Defense Minister Ehud Barak
declared Wednesday that 2012 is "the year of the fight against the Iranian nuclear program."
In a meeting with military analysts and correspondents, Barak said that the economic and diplomatic sanctions imposed on the Islamic Republic are working but that it has yet to be seen whether they will achieve a true compromise that will halt Tehran's nuclear program.
Barak was referring to a meeting between representatives of the six world powers and Iran officials set to take place in Turkey on April 13-14. "We are waiting for the results of the negotiations," he said. "We will be following the talks to make sure Iran isn't using negotiations to stall for time to advance its nuclear program."
Barak said that time was running out as Iran continues to enrich uranium and store it in underground facilities. "Israel is prepared to wait for the negotiations' results before it decides on a course of action. It's not a matter of weeks, but not of years either," he said, reiterating Prime Minister Benjamin Netanyahu's position.
The defense minister also addressed the Palestinian issue. He said that the calm in the West Bank is temporary and should not be taken for granted.
Barak claimed that there are signs of growing unrest among the Palestinians and that the state of calm in the West Bank depends on "how much support and aid we can give them and to what extent Fatah remains committed to non-violence."
He further added, "It is in Israel's interest to reach a settlement with the Palestinians, a two-state solution and a ground-up process of building a Palestinian state led by Salam Fayyad."
Addressing the Home Front's state of preparedness, he noted that the "US is standing by us in an exceptional way and will help us purchase more Iron Dome and Magic Wand systems as well as cruise missiles which could dramatically improve Home Front protection."
Asked about US-Israel relations, Barak said that the two nations share an intimate understanding that isn't always reflected in formal agreement. Nevertheless, he stressed that Israel cannot entrust decisions critical to its future and security in the hands of others, "even friends like the US."
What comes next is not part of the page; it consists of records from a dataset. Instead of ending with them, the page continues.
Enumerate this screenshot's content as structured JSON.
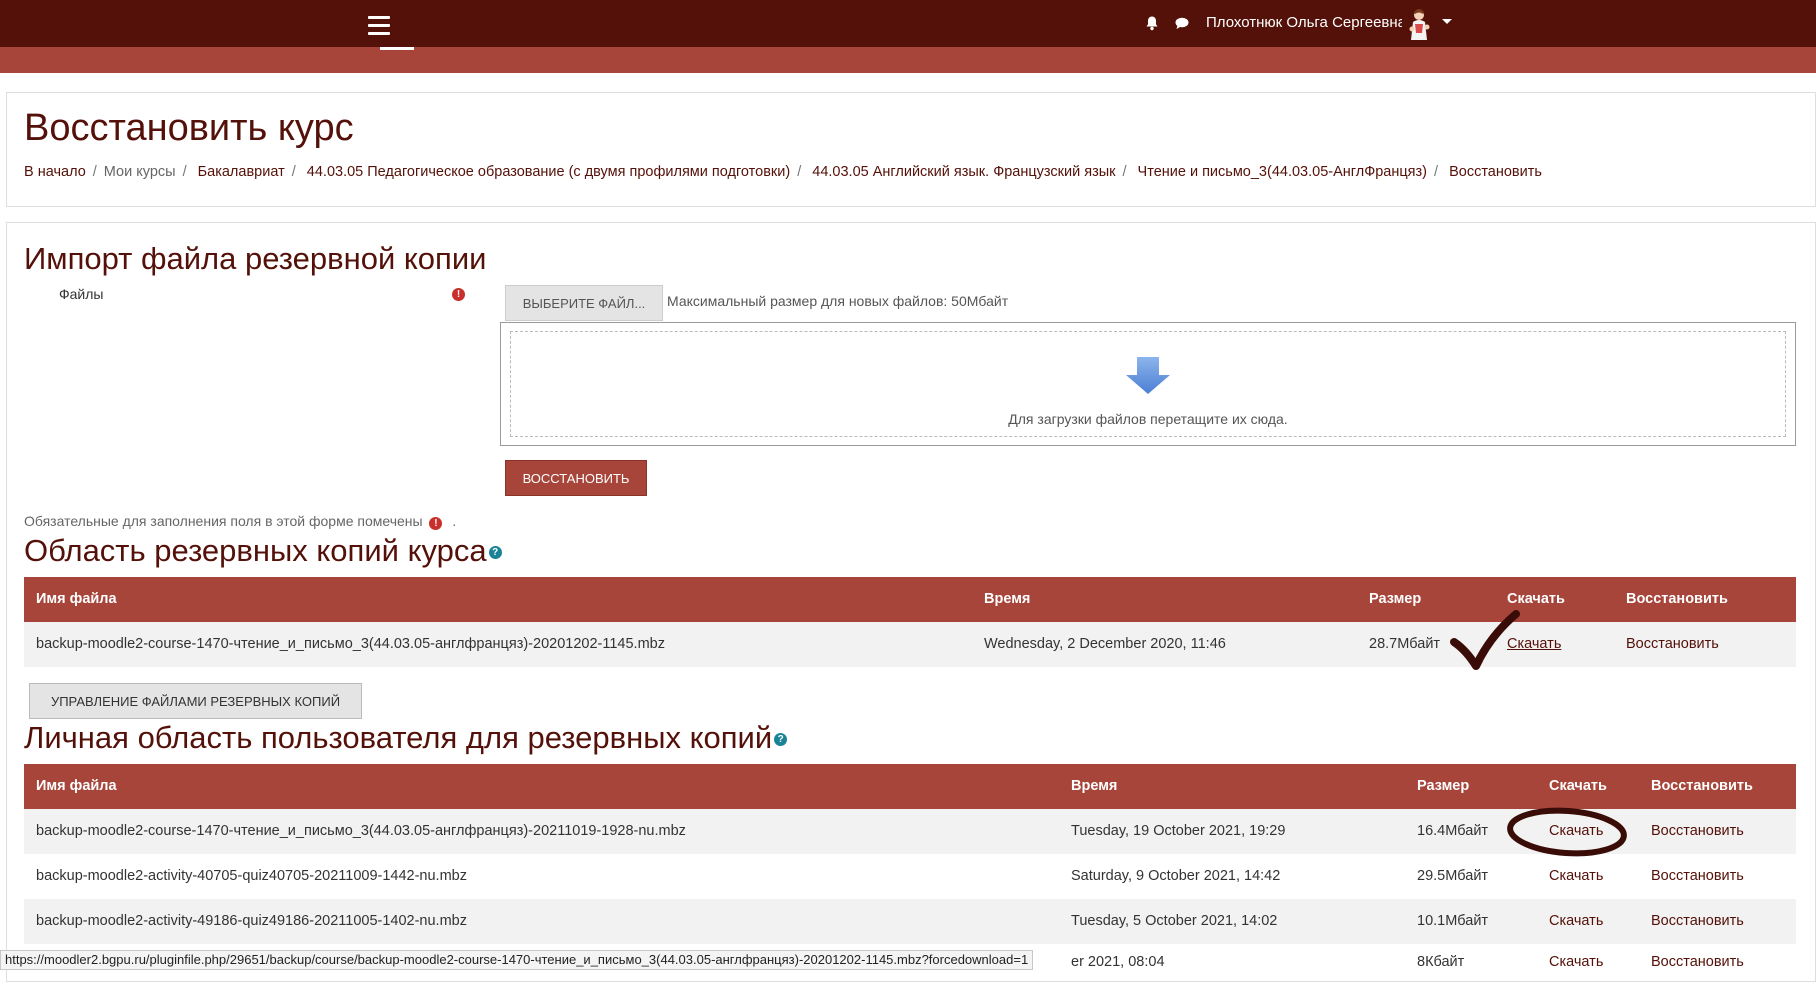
{
  "navbar": {
    "user_name": "Плохотнюк Ольга Сергеевна",
    "icons": [
      "hamburger-menu-icon",
      "bell-icon",
      "chat-icon",
      "avatar",
      "caret-down-icon"
    ]
  },
  "page": {
    "title": "Восстановить курс",
    "breadcrumb": [
      "В начало",
      "Мои курсы",
      "Бакалавриат",
      "44.03.05 Педагогическое образование (с двумя профилями подготовки)",
      "44.03.05 Английский язык. Французский язык",
      "Чтение и письмо_3(44.03.05-АнглФранцяз)",
      "Восстановить"
    ]
  },
  "import": {
    "title": "Импорт файла резервной копии",
    "files_label": "Файлы",
    "choose_button": "ВЫБЕРИТЕ ФАЙЛ...",
    "max_size": "Максимальный размер для новых файлов: 50Мбайт",
    "drop_text": "Для загрузки файлов перетащите их сюда.",
    "restore_button": "ВОССТАНОВИТЬ",
    "required_note": "Обязательные для заполнения поля в этой форме помечены",
    "required_note_end": "."
  },
  "course_area": {
    "title": "Область резервных копий курса",
    "headers": {
      "filename": "Имя файла",
      "time": "Время",
      "size": "Размер",
      "download": "Скачать",
      "restore": "Восстановить"
    },
    "rows": [
      {
        "filename": "backup-moodle2-course-1470-чтение_и_письмо_3(44.03.05-англфранцяз)-20201202-1145.mbz",
        "time": "Wednesday, 2 December 2020, 11:46",
        "size": "28.7Мбайт",
        "download": "Скачать",
        "restore": "Восстановить"
      }
    ],
    "manage_button": "УПРАВЛЕНИЕ ФАЙЛАМИ РЕЗЕРВНЫХ КОПИЙ"
  },
  "user_area": {
    "title": "Личная область пользователя для резервных копий",
    "headers": {
      "filename": "Имя файла",
      "time": "Время",
      "size": "Размер",
      "download": "Скачать",
      "restore": "Восстановить"
    },
    "rows": [
      {
        "filename": "backup-moodle2-course-1470-чтение_и_письмо_3(44.03.05-англфранцяз)-20211019-1928-nu.mbz",
        "time": "Tuesday, 19 October 2021, 19:29",
        "size": "16.4Мбайт",
        "download": "Скачать",
        "restore": "Восстановить"
      },
      {
        "filename": "backup-moodle2-activity-40705-quiz40705-20211009-1442-nu.mbz",
        "time": "Saturday, 9 October 2021, 14:42",
        "size": "29.5Мбайт",
        "download": "Скачать",
        "restore": "Восстановить"
      },
      {
        "filename": "backup-moodle2-activity-49186-quiz49186-20211005-1402-nu.mbz",
        "time": "Tuesday, 5 October 2021, 14:02",
        "size": "10.1Мбайт",
        "download": "Скачать",
        "restore": "Восстановить"
      },
      {
        "filename": "",
        "time": "er 2021, 08:04",
        "size": "8Кбайт",
        "download": "Скачать",
        "restore": "Восстановить"
      }
    ]
  },
  "status_bar": {
    "url": "https://moodler2.bgpu.ru/pluginfile.php/29651/backup/course/backup-moodle2-course-1470-чтение_и_письмо_3(44.03.05-англфранцяз)-20201202-1145.mbz?forcedownload=1"
  },
  "colors": {
    "navbar": "#541109",
    "accent": "#a8453a",
    "link": "#541109",
    "help": "#1b8397",
    "required": "#c9302c"
  }
}
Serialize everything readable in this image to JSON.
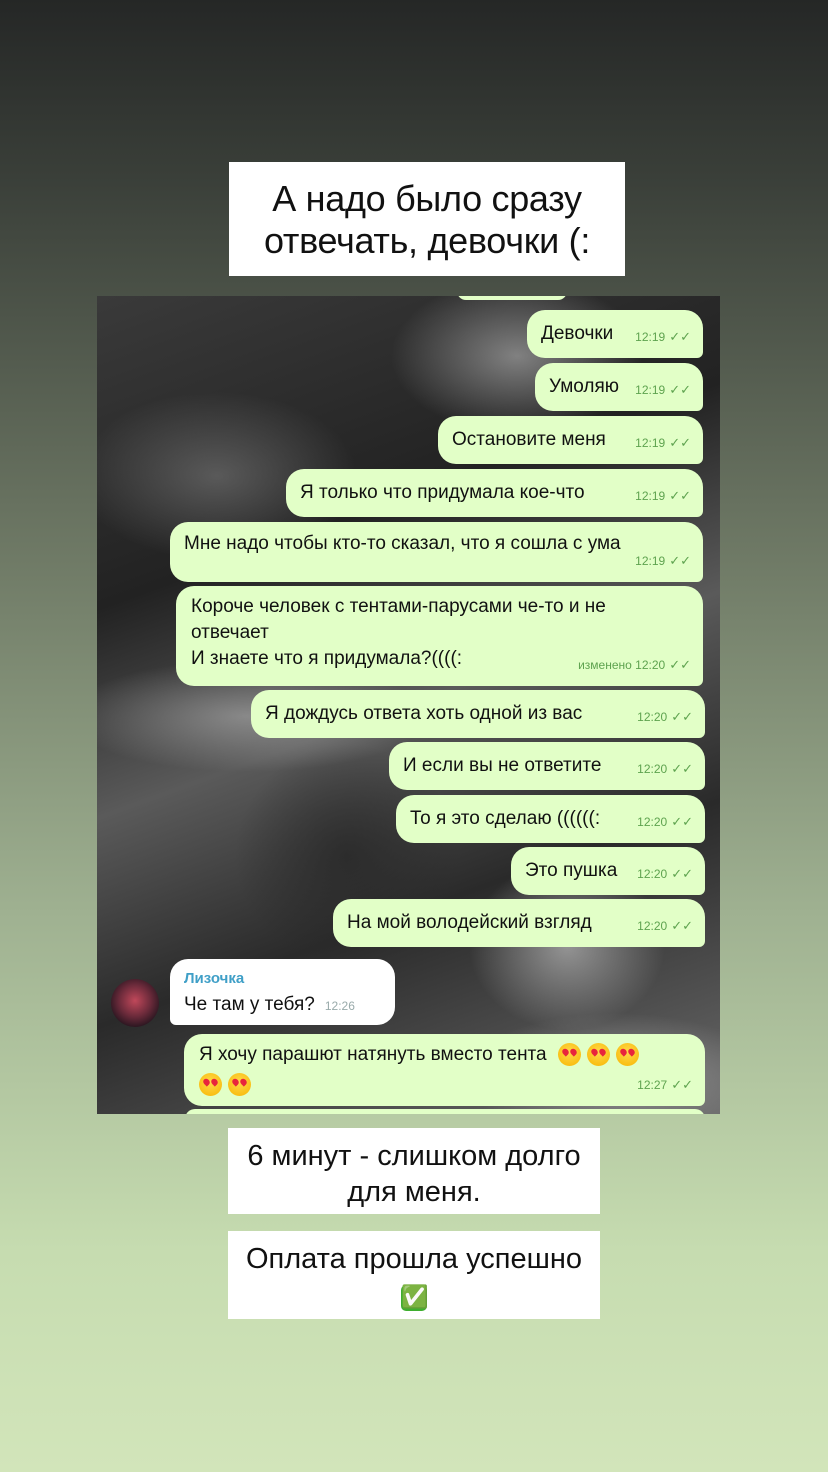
{
  "captions": {
    "top": [
      "А надо было сразу",
      "отвечать, девочки (:"
    ],
    "middle": [
      "6 минут - слишком долго",
      "для меня."
    ],
    "bottom": "Оплата прошла успешно",
    "bottom_emoji": "✅"
  },
  "chat": {
    "outgoing": [
      {
        "text": "Девочки",
        "time": "12:19"
      },
      {
        "text": "Умоляю",
        "time": "12:19"
      },
      {
        "text": "Остановите меня",
        "time": "12:19"
      },
      {
        "text": "Я только что придумала кое-что",
        "time": "12:19"
      },
      {
        "text": "Мне надо чтобы кто-то сказал, что я сошла с ума",
        "time": "12:19"
      },
      {
        "lines": [
          "Короче человек с тентами-парусами  че-то и не",
          "отвечает",
          "И знаете что я придумала?((((:"
        ],
        "edited": "изменено",
        "time": "12:20"
      },
      {
        "text": "Я дождусь ответа хоть одной из вас",
        "time": "12:20"
      },
      {
        "text": "И если вы не ответите",
        "time": "12:20"
      },
      {
        "text": "То я это сделаю ((((((:",
        "time": "12:20"
      },
      {
        "text": "Это пушка",
        "time": "12:20"
      },
      {
        "text": "На мой володейский взгляд",
        "time": "12:20"
      },
      {
        "text": "Я хочу парашют натянуть вместо тента",
        "time": "12:27"
      }
    ],
    "incoming": {
      "sender": "Лизочка",
      "text": "Че там у тебя?",
      "time": "12:26"
    },
    "read_tick": "✓✓",
    "emoji_name": "heart-eyes-emoji"
  },
  "colors": {
    "outgoing_bubble": "#e2ffc7",
    "incoming_bubble": "#ffffff",
    "time_green": "#5ea34f",
    "sender_blue": "#3f9fc7"
  }
}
Barak also addressed the threat from the north. He said that should Hezbollah use high-trajectory weapons against Israel in a future conflict, Israel will not hesitate to use great force against Lebanon's state infrastructure. "Hezbollah knows this," he noted.